“We changed the business to being more sustainably-led, which ranges from the fabrics we use and the partners we source from, to how garments are made, and the way our stores operate.” That includes, for example, opting for responsibly sourced natural fibres such as 100% organic cotton, wool, French linen and merino, which comprise around 96% of Barker’s fabric range.

“Not only do natural fibres look and feel better, they are also renewable and biodegradable. Natural textiles are far better for the environment than synthetics which are derived from petrochemicals.”

It also includes using high quality traceable, ZQRX merino for all Barkers suiting range, which can be traced back to its source. And using Perino – an innovative yarn that combines possum fur, merino and silk to create the softest knitwear.

A key component of the Barkers range is denim, a product traditionally known for its wasteful an environmentally unfriendly production methods. Jamie says Barkers spent some time researching a more sustainable alternative, eventually finding Saitex, a Vietnamese company that has been dubbed ‘the most environmental producer of jeans in the world’, thanks to its production methods which reduce the use of water, energy, and chemicals. Saitex now produces all of Barkers’ Japanese eco denim.

Planning Barkers’ 50th anniversary celebrations was, admits Jamie, a good chance to look through the archives to see where the company has been, and to track its progress. Especially in design terms.

“It’s interesting to see how often we do dip into the archives to refine our designs. For example, everyone knows Barkers baggy trackies, which were iconic in the 90s. We still do them but now the fit is much slimmer and they’re made from 100% organic cotton.”

Ditto Ray Barker’s iconic paisley shirts which once sprouted wide collars. That has now been distilled into a more tailored, fitted shirt.

Ask Jamie where he sees the market heading and he’ll point to a global shift towards smarter dressing, including at weddings.

“After the pandemic, people globally have been embracing going out and dressing up. And enjoying dressing up, even if that’s just a blazer with jeans.”
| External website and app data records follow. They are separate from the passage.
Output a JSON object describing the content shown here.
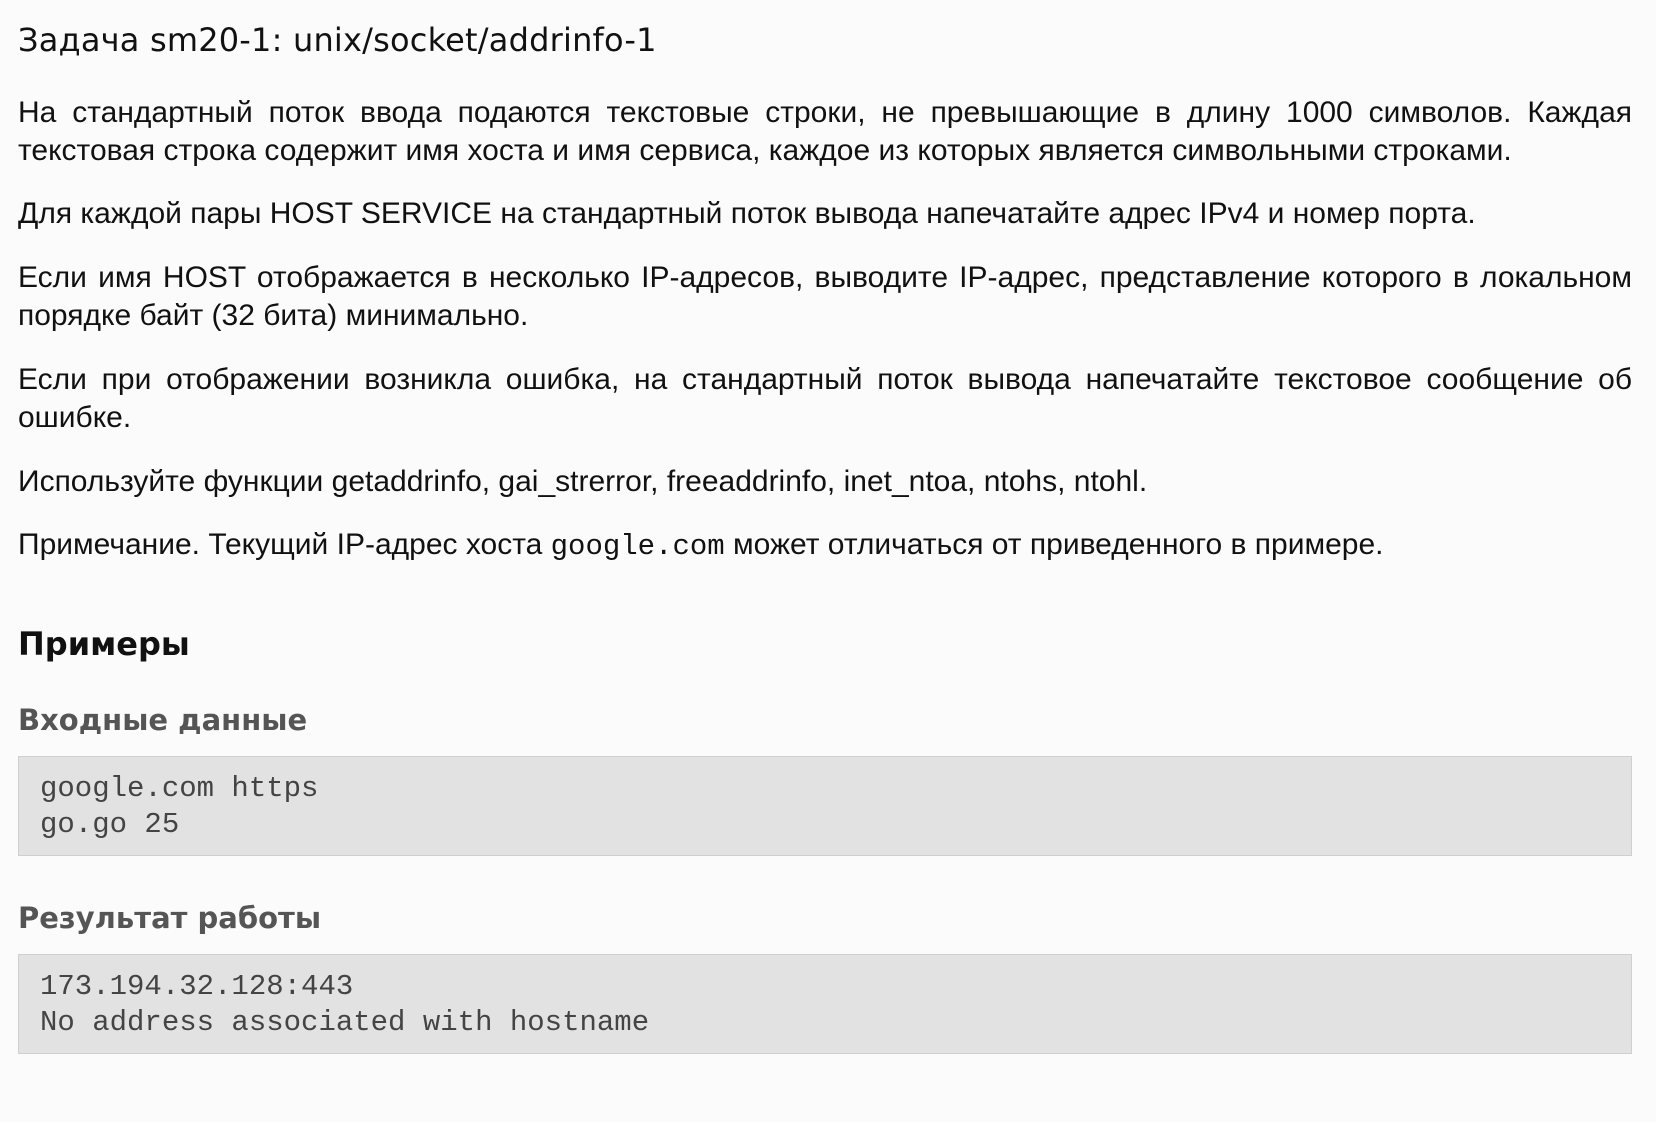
{
  "task": {
    "title": "Задача sm20-1: unix/socket/addrinfo-1"
  },
  "statement": {
    "p1": "На стандартный поток ввода подаются текстовые строки, не превышающие в длину 1000 символов. Каждая текстовая строка содержит имя хоста и имя сервиса, каждое из которых является символьными строками.",
    "p2": "Для каждой пары HOST SERVICE на стандартный поток вывода напечатайте адрес IPv4 и номер порта.",
    "p3": "Если имя HOST отображается в несколько IP-адресов, выводите IP-адрес, представление которого в локальном порядке байт (32 бита) минимально.",
    "p4": "Если при отображении возникла ошибка, на стандартный поток вывода напечатайте текстовое сообщение об ошибке.",
    "p5": "Используйте функции getaddrinfo, gai_strerror, freeaddrinfo, inet_ntoa, ntohs, ntohl.",
    "note_before": "Примечание. Текущий IP-адрес хоста ",
    "note_code": "google.com",
    "note_after": " может отличаться от приведенного в примере."
  },
  "examples": {
    "heading": "Примеры",
    "input_label": "Входные данные",
    "input_lines": [
      "google.com https",
      "go.go 25"
    ],
    "output_label": "Результат работы",
    "output_lines": [
      "173.194.32.128:443",
      "No address associated with hostname"
    ]
  }
}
It could be why Barkers is struggling to keep up with demand for its classic black, charcoal and navy suits.

When it comes to weddings, Jamie says the company’s made-to-measure suiting service, which is available at Barkers’ Ponsonby and High Street stores in Auckland, as well as at Wellington’s Lambton Quay store, is an increasingly popular choice for grooms.

“It’s a chance to talk to staff about your style and what you’re after, so that you can look great and feel comfortable on the day, but also have a bespoke investment piece that will last you a long time.”

Jamie says grooms are increasingly inspired by what they see in magazines such as Together Journal, and will seek out ways to incorporate popular looks into their own wedding days.

“Everyone is different in terms of wanting an off-the-rack suit or a made-to-measure. But whatever grooms choose, Barkers is committed to providing quality, sustainably and ethically made garments that continue the legacy started by Ray Barker in 1972.”

Learn more about Barkers by visiting their website HERE or following them on Instagram HERE.